Isle of Barra Distillers introduced a four-day working week L-R Shona Gray, Michael Morrison, Katie Morrison, Debbie MacMillan.

A gin distillery in the Outer Hebrides has introduced a new four-day working week for its “close-knit team”.

The team of six at Isle of Barra Distillers enjoy a shorter working week with no loss of pay.

It’s a move that’s been welcomed by staff with office manager Debbie MacMillan describing the new work regime as “amazing”.

Isle of Barra Distillers is Scotland’s most westerly whisky and gin producer and was founded in 2016 by husband and wife Michael and Katie Morrison.

The change means staff work slightly longer hours everyday to complete the equivalent of five days and orders are no longer dispatched on Fridays.

That Friday feeling – on Thursday

But Ms MacMillan believes it’s worthwhile and has increased productivity and motivation among staff.

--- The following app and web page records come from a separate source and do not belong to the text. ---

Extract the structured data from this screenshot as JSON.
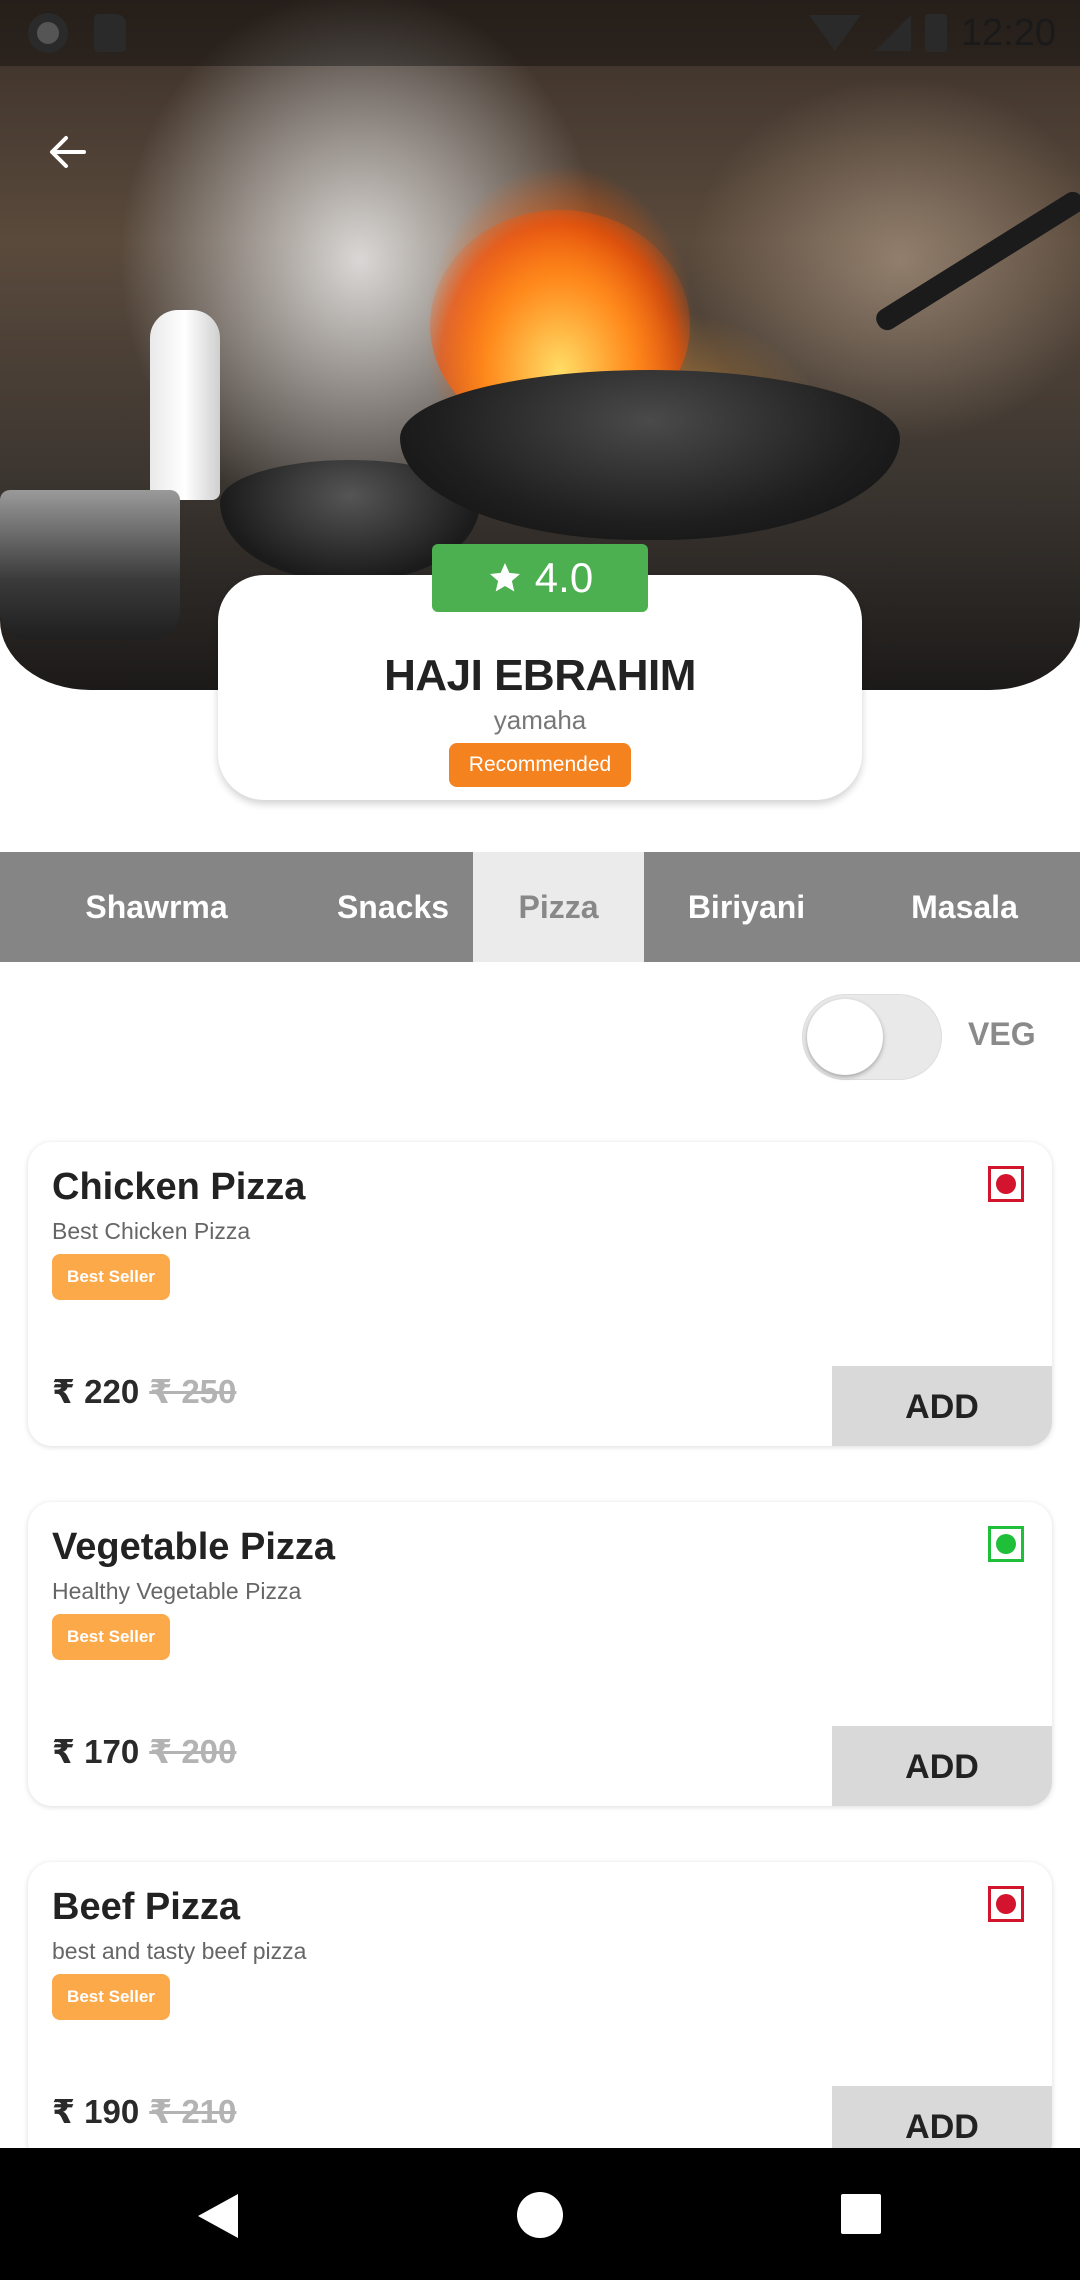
{
  "status_bar": {
    "time": "12:20"
  },
  "restaurant": {
    "rating": "4.0",
    "name": "HAJI EBRAHIM",
    "subtitle": "yamaha",
    "badge": "Recommended"
  },
  "tabs": [
    {
      "label": "Shawrma",
      "active": false
    },
    {
      "label": "Snacks",
      "active": false
    },
    {
      "label": "Pizza",
      "active": true
    },
    {
      "label": "Biriyani",
      "active": false
    },
    {
      "label": "Masala",
      "active": false
    }
  ],
  "filter": {
    "veg_label": "VEG",
    "veg_only": false
  },
  "items": [
    {
      "name": "Chicken Pizza",
      "description": "Best Chicken Pizza",
      "badge": "Best Seller",
      "price": "₹ 220",
      "old_price": "₹ 250",
      "diet": "non-veg",
      "add_label": "ADD"
    },
    {
      "name": "Vegetable Pizza",
      "description": "Healthy Vegetable Pizza",
      "badge": "Best Seller",
      "price": "₹ 170",
      "old_price": "₹ 200",
      "diet": "veg",
      "add_label": "ADD"
    },
    {
      "name": "Beef Pizza",
      "description": "best and tasty beef pizza",
      "badge": "Best Seller",
      "price": "₹ 190",
      "old_price": "₹ 210",
      "diet": "non-veg",
      "add_label": "ADD"
    }
  ],
  "colors": {
    "rating_green": "#4caf50",
    "recommended_orange": "#f4821e",
    "best_seller_orange": "#fca94a",
    "tab_bar_gray": "#858585",
    "nonveg_red": "#d3142c",
    "veg_green": "#1fbf3a"
  },
  "icons": {
    "back": "arrow-left-icon",
    "rating": "star-icon",
    "nav_back": "triangle-back-icon",
    "nav_home": "circle-home-icon",
    "nav_recent": "square-recents-icon"
  }
}
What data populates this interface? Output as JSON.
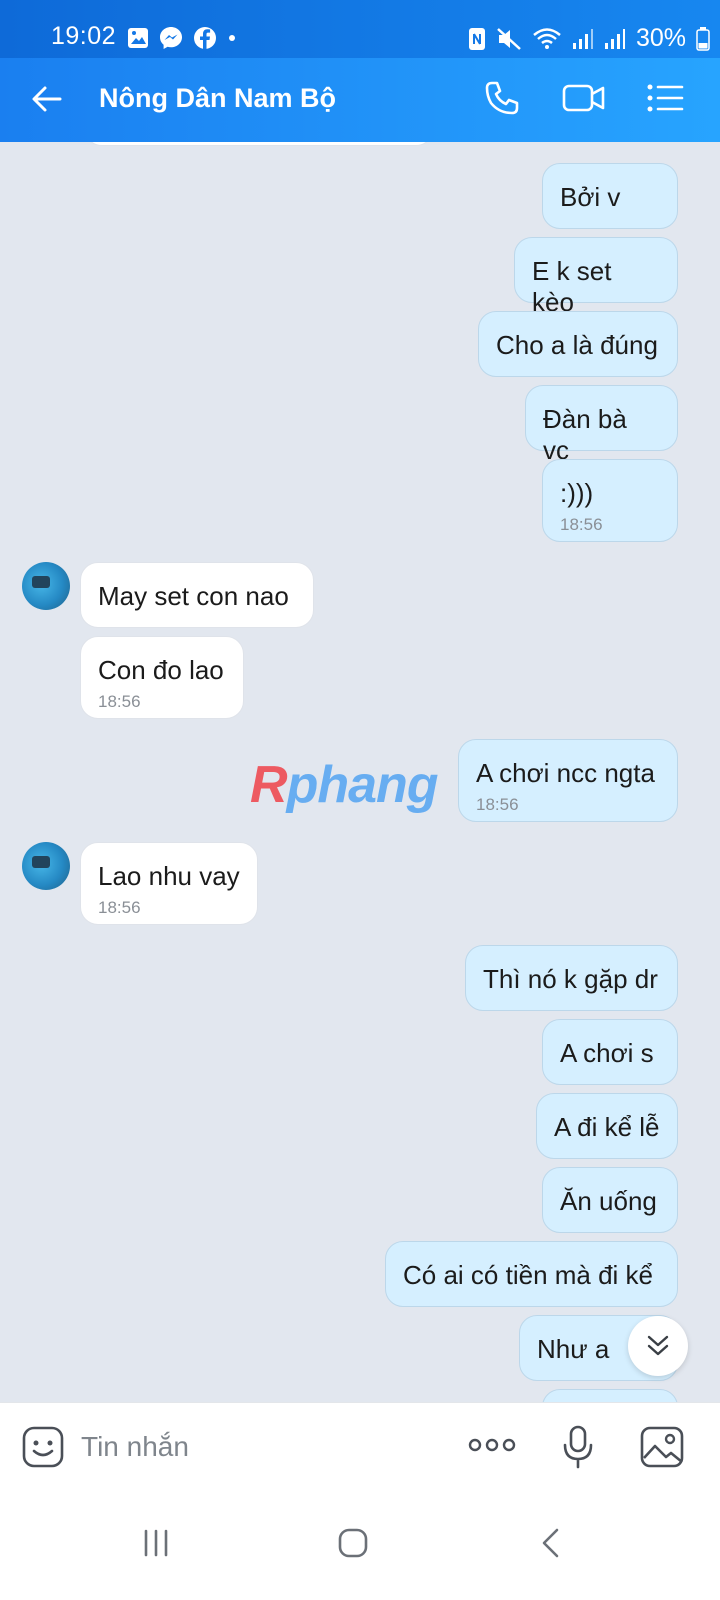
{
  "status_bar": {
    "time": "19:02",
    "battery": "30%",
    "left_icons": [
      "gallery-icon",
      "messenger-icon",
      "facebook-icon",
      "dot-icon"
    ],
    "right_icons": [
      "nfc-icon",
      "mute-icon",
      "wifi-icon",
      "signal-icon",
      "signal-icon",
      "battery-icon"
    ]
  },
  "header": {
    "title": "Nông Dân Nam Bộ",
    "icons": [
      "back-arrow-icon",
      "phone-icon",
      "video-call-icon",
      "menu-icon"
    ]
  },
  "messages": [
    {
      "dir": "out",
      "text": "Bởi v"
    },
    {
      "dir": "out",
      "text": "E k set kèo"
    },
    {
      "dir": "out",
      "text": "Cho a là đúng"
    },
    {
      "dir": "out",
      "text": "Đàn bà vc"
    },
    {
      "dir": "out",
      "text": ":)))",
      "time": "18:56"
    },
    {
      "dir": "in",
      "text": "May set con nao"
    },
    {
      "dir": "in",
      "text": "Con đo lao",
      "time": "18:56"
    },
    {
      "dir": "out",
      "text": "A chơi ncc ngta",
      "time": "18:56"
    },
    {
      "dir": "in",
      "text": "Lao nhu vay",
      "time": "18:56"
    },
    {
      "dir": "out",
      "text": "Thì nó k gặp dr"
    },
    {
      "dir": "out",
      "text": "A chơi s"
    },
    {
      "dir": "out",
      "text": "A đi kể lễ"
    },
    {
      "dir": "out",
      "text": "Ăn uống"
    },
    {
      "dir": "out",
      "text": "Có ai có tiền mà đi kể"
    },
    {
      "dir": "out",
      "text": "Như a"
    }
  ],
  "watermark": {
    "r": "R",
    "rest": "phang"
  },
  "composer": {
    "placeholder": "Tin nhắn",
    "icons": [
      "sticker-icon",
      "more-icon",
      "microphone-icon",
      "image-icon"
    ]
  },
  "nav": {
    "icons": [
      "recents-icon",
      "home-icon",
      "back-icon"
    ]
  },
  "colors": {
    "header": "#1a7ff0",
    "outgoing_bubble": "#d5efff",
    "incoming_bubble": "#ffffff",
    "background": "#e2e7ef"
  }
}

The 28-year-old, who has worked for the distillery for two and a half years, said: “We can all agree that your two days at the weekend is not enough.

“Between juggling a social life, housework and children if you have them, you’ve not got a lot of time to squeeze that in.

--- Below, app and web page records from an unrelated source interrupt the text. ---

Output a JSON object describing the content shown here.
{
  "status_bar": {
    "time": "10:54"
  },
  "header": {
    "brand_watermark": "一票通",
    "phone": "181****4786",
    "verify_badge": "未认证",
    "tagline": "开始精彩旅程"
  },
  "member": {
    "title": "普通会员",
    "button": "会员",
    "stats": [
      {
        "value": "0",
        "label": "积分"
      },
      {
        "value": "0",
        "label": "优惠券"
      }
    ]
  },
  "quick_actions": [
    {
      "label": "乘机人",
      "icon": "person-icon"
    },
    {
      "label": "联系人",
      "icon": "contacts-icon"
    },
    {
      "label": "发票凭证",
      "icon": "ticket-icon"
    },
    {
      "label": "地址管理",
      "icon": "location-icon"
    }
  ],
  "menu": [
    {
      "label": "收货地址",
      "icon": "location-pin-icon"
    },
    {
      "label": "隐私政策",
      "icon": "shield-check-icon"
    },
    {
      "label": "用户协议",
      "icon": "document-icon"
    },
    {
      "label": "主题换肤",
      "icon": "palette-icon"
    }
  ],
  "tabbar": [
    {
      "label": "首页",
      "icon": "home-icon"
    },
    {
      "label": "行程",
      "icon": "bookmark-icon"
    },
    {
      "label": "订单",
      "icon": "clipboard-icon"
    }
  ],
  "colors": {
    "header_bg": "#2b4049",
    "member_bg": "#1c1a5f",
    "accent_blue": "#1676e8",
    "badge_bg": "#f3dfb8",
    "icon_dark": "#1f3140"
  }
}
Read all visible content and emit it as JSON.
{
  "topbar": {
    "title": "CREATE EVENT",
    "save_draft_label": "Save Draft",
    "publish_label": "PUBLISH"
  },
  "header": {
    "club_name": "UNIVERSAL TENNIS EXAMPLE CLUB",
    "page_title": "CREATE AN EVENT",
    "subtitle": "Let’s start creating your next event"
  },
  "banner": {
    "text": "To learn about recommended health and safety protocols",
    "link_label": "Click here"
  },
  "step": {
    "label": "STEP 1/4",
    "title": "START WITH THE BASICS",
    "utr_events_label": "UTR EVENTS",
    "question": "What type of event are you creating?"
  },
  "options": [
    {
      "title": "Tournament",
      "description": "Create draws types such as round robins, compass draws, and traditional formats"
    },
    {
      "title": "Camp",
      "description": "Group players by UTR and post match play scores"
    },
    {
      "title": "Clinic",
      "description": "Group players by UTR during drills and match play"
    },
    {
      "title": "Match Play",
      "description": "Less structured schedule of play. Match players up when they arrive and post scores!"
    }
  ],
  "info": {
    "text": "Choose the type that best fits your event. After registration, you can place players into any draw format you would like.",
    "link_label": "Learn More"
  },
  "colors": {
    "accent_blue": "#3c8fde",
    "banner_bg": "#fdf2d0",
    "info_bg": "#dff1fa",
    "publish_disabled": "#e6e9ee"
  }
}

Debbie MacMillan Isle of Barra Distillers office manager

“I was over the moon as soon as it was mentioned and still can’t believe we are doing it.

“It’s amazing. I get the Friday feeling on a Thursday.

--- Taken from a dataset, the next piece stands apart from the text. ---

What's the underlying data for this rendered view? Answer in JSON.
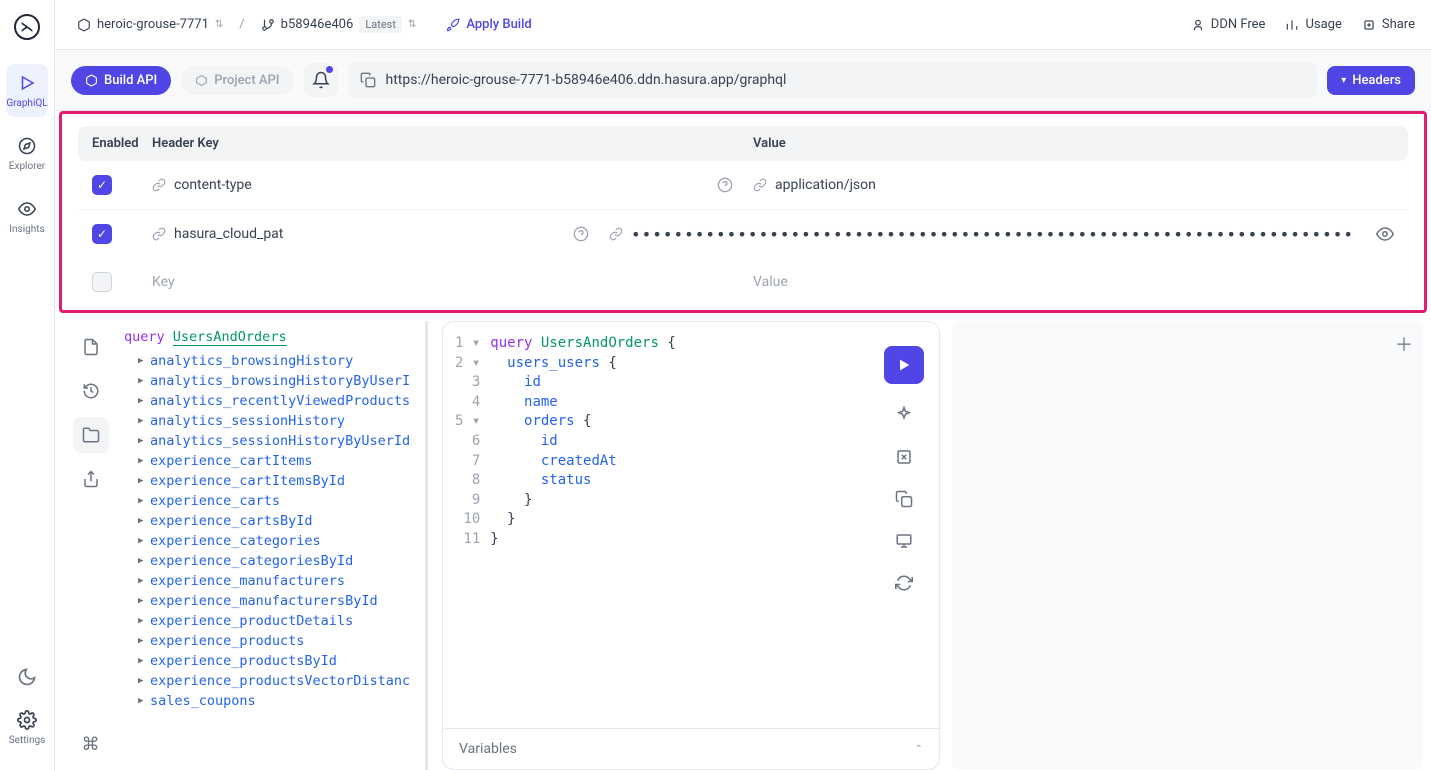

“We’ve yet to come across a negative part to the four-day working week.

“You can dive into your work and have a decent amount of time to get through everything.”

Isle of Barra Distillers.

The idea to start the four-day week was first discussed six months ago before being introduced.

With no garage, hospital and few retails shops on the island it’s a five-hour ferry journey to the mainland for residents of Barra.

Ms MacMillan said: “We work as a very close knit team and it’s really important to the owners that we are happy.

“It aids the work and life balance and your mental health.

“We are a five-hour ferry journey from mainland Scotland and due to weather it can sometimes be a bit tricky getting off the island.

“But having the extra day allows us to have a day to travel and a day to return without having to use annual leave.

“It’s working really well for us.”

Isle of Barra Distillers produced gin

Benefit the whole team

Michael and Katie Morrison added: “We have taken some time to think about the pros and cons and had discussions with employees to make sure this change will benefit everyone.

“The four-day working week provides employees with more free time outside of work, with no loss in pay.

“There are several advantages such as cutting down on childcare costs, less commuting to work and simply having more time to spend with loved ones.

Michael & Katie Morrison with their children

“We are flexible so if at any point our team’s circumstances change, we of course look to make the hours work as best we can.”

Isle of Barra is one of several Scottish businesses who joined a pilot programme of a four-day working week – however, Mr Morrison said it is to continue for the forseeable future.

The trial is organised by 4 Day Week Global, in partnership with think tank Autonomy, the 4 Day Week UK Campaign and researchers at Cambridge University, Oxford University and Boston College.

New £6m project on track

It’s full steam ahead for the business with the Morrison’s set to open a new whisky and gin distillery with visitor centre.

Isle of Barra Distillers new whisky and gin distillery and visitor centre

The venue, which is estimated to cost £6m for the build, will open in March 2024 and bring at least 40 jobs to the island and generate tourism both locally and further afield.

Once built, it is planned that the whisky distillery will produce 200,000 litres of pure alcohol per year, with expectations that production could double with the addition of an increased workforce.

Already a subscriber? Sign in